What is being asked:
Copy each of the records exactly; leave nothing out.

::: Available records

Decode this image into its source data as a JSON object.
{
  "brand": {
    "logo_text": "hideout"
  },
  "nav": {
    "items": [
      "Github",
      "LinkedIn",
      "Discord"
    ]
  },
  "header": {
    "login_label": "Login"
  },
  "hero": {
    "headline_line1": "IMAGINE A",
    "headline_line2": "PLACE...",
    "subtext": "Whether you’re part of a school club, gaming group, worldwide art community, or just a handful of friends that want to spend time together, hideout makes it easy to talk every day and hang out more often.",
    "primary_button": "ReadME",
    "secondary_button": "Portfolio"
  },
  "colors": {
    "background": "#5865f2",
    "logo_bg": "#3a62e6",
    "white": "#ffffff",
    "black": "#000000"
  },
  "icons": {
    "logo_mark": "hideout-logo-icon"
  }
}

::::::

Written reply:
Decode this image into its source data as a JSON object.
{
  "brand": {
    "logo_text": "hideout"
  },
  "nav": {
    "items": [
      "Github",
      "LinkedIn",
      "Discord"
    ]
  },
  "header": {
    "login_label": "Login"
  },
  "hero": {
    "headline_line1": "IMAGINE A",
    "headline_line2": "PLACE...",
    "subtext": "Whether you’re part of a school club, gaming group, worldwide art community, or just a handful of friends that want to spend time together, hideout makes it easy to talk every day and hang out more often.",
    "primary_button": "ReadME",
    "secondary_button": "Portfolio"
  },
  "colors": {
    "background": "#5865f2",
    "logo_bg": "#3a62e6",
    "white": "#ffffff",
    "black": "#000000"
  },
  "icons": {
    "logo_mark": "hideout-logo-icon"
  }
}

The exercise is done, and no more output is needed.